# Activity
Each of the entries below is to be written out exactly, and the images skipped.

# Records for the task
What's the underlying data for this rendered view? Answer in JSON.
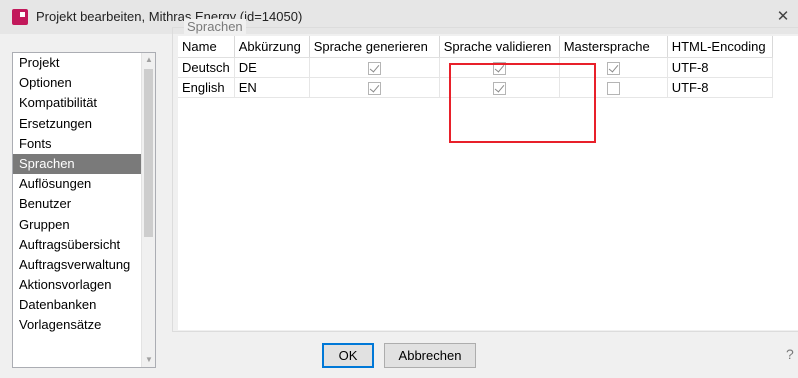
{
  "window": {
    "title": "Projekt bearbeiten, Mithras Energy (id=14050)",
    "close_symbol": "✕"
  },
  "nav": {
    "items": [
      {
        "label": "Projekt",
        "selected": false
      },
      {
        "label": "Optionen",
        "selected": false
      },
      {
        "label": "Kompatibilität",
        "selected": false
      },
      {
        "label": "Ersetzungen",
        "selected": false
      },
      {
        "label": "Fonts",
        "selected": false
      },
      {
        "label": "Sprachen",
        "selected": true
      },
      {
        "label": "Auflösungen",
        "selected": false
      },
      {
        "label": "Benutzer",
        "selected": false
      },
      {
        "label": "Gruppen",
        "selected": false
      },
      {
        "label": "Auftragsübersicht",
        "selected": false
      },
      {
        "label": "Auftragsverwaltung",
        "selected": false
      },
      {
        "label": "Aktionsvorlagen",
        "selected": false
      },
      {
        "label": "Datenbanken",
        "selected": false
      },
      {
        "label": "Vorlagensätze",
        "selected": false
      }
    ]
  },
  "section": {
    "legend": "Sprachen"
  },
  "table": {
    "columns": [
      "Name",
      "Abkürzung",
      "Sprache generieren",
      "Sprache validieren",
      "Mastersprache",
      "HTML-Encoding"
    ],
    "rows": [
      {
        "name": "Deutsch",
        "abbr": "DE",
        "generate": true,
        "validate": true,
        "master": true,
        "encoding": "UTF-8"
      },
      {
        "name": "English",
        "abbr": "EN",
        "generate": true,
        "validate": true,
        "master": false,
        "encoding": "UTF-8"
      }
    ]
  },
  "buttons": {
    "ok": "OK",
    "cancel": "Abbrechen",
    "help": "?"
  },
  "colors": {
    "highlight": "#e8202a",
    "selected_nav": "#7a7a7a",
    "app_icon": "#c2185b"
  }
}
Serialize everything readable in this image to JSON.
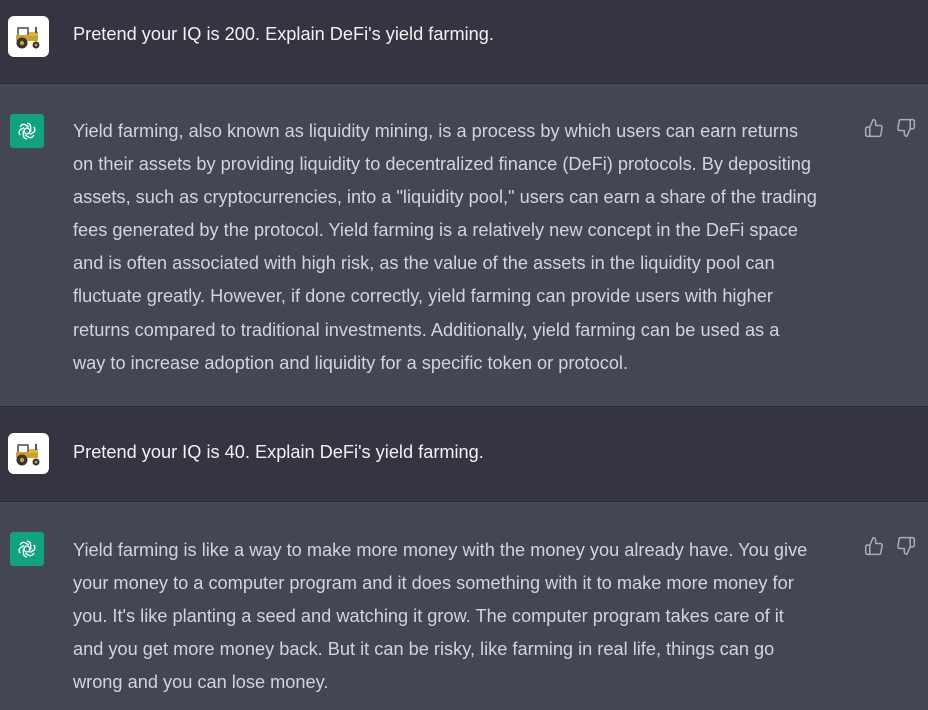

# Response
What's the underlying data for this rendered view? Answer in JSON.
{
  "window": {
    "title": "Projekt bearbeiten, Mithras Energy (id=14050)",
    "close_symbol": "✕"
  },
  "nav": {
    "items": [
      {
        "label": "Projekt",
        "selected": false
      },
      {
        "label": "Optionen",
        "selected": false
      },
      {
        "label": "Kompatibilität",
        "selected": false
      },
      {
        "label": "Ersetzungen",
        "selected": false
      },
      {
        "label": "Fonts",
        "selected": false
      },
      {
        "label": "Sprachen",
        "selected": true
      },
      {
        "label": "Auflösungen",
        "selected": false
      },
      {
        "label": "Benutzer",
        "selected": false
      },
      {
        "label": "Gruppen",
        "selected": false
      },
      {
        "label": "Auftragsübersicht",
        "selected": false
      },
      {
        "label": "Auftragsverwaltung",
        "selected": false
      },
      {
        "label": "Aktionsvorlagen",
        "selected": false
      },
      {
        "label": "Datenbanken",
        "selected": false
      },
      {
        "label": "Vorlagensätze",
        "selected": false
      }
    ]
  },
  "section": {
    "legend": "Sprachen"
  },
  "table": {
    "columns": [
      "Name",
      "Abkürzung",
      "Sprache generieren",
      "Sprache validieren",
      "Mastersprache",
      "HTML-Encoding"
    ],
    "rows": [
      {
        "name": "Deutsch",
        "abbr": "DE",
        "generate": true,
        "validate": true,
        "master": true,
        "encoding": "UTF-8"
      },
      {
        "name": "English",
        "abbr": "EN",
        "generate": true,
        "validate": true,
        "master": false,
        "encoding": "UTF-8"
      }
    ]
  },
  "buttons": {
    "ok": "OK",
    "cancel": "Abbrechen",
    "help": "?"
  },
  "colors": {
    "highlight": "#e8202a",
    "selected_nav": "#7a7a7a",
    "app_icon": "#c2185b"
  }
}
Serialize everything readable in this image to JSON.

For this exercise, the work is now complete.